● TASK INSTRUCTIONS
All that is wanted is the exact text of each line from the one with "What's the underlying" to the close of the listing, ends included.

BEGIN ENTRIES SUPPLIED

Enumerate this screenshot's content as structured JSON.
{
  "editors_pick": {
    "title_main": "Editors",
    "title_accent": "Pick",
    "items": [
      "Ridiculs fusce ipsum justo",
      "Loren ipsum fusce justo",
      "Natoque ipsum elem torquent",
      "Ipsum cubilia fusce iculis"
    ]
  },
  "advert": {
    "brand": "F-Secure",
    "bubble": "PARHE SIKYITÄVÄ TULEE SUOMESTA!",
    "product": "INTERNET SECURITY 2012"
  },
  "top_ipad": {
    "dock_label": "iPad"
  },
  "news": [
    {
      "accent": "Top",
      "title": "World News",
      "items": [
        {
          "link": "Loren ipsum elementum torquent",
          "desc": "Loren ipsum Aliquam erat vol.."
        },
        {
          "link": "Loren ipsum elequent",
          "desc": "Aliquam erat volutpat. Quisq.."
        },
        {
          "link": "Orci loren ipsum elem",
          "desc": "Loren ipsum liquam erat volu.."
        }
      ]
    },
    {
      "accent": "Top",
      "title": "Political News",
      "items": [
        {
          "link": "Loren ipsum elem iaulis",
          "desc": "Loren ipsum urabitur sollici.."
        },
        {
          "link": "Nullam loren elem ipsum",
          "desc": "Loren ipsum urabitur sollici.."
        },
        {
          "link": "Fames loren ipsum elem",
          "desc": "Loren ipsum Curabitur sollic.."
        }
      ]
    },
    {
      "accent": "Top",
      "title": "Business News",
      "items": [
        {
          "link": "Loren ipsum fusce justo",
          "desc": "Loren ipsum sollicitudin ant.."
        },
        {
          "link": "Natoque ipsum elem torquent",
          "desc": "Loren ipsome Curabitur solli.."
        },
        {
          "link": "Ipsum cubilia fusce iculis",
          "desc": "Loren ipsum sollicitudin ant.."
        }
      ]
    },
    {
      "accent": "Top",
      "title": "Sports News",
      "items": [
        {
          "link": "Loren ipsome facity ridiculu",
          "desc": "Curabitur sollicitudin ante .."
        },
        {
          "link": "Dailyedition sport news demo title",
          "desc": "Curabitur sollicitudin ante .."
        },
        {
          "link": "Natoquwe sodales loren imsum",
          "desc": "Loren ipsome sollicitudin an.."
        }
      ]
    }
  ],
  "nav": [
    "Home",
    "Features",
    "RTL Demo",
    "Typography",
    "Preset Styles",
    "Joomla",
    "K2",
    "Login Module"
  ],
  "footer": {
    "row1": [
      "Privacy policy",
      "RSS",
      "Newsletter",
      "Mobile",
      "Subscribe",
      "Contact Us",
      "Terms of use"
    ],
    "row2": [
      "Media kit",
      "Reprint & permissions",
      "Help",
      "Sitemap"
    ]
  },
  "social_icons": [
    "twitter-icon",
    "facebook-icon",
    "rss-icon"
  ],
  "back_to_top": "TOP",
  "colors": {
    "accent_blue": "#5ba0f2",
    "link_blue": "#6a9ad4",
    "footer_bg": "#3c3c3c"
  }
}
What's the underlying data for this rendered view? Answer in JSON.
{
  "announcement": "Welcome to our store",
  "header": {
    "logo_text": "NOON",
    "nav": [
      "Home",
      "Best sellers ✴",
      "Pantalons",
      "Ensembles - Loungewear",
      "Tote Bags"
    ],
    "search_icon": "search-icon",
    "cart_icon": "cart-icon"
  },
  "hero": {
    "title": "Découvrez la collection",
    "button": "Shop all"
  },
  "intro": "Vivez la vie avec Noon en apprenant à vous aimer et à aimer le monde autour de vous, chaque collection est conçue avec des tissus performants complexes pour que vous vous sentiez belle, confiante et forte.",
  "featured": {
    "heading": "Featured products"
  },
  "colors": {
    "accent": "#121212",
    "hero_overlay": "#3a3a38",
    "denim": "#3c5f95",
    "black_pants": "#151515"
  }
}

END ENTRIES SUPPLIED

● ANSWER TO THIS PROBLEM
What's the underlying data for this rendered view? Answer in JSON.
{
  "announcement": "Welcome to our store",
  "header": {
    "logo_text": "NOON",
    "nav": [
      "Home",
      "Best sellers ✴",
      "Pantalons",
      "Ensembles - Loungewear",
      "Tote Bags"
    ],
    "search_icon": "search-icon",
    "cart_icon": "cart-icon"
  },
  "hero": {
    "title": "Découvrez la collection",
    "button": "Shop all"
  },
  "intro": "Vivez la vie avec Noon en apprenant à vous aimer et à aimer le monde autour de vous, chaque collection est conçue avec des tissus performants complexes pour que vous vous sentiez belle, confiante et forte.",
  "featured": {
    "heading": "Featured products"
  },
  "colors": {
    "accent": "#121212",
    "hero_overlay": "#3a3a38",
    "denim": "#3c5f95",
    "black_pants": "#151515"
  }
}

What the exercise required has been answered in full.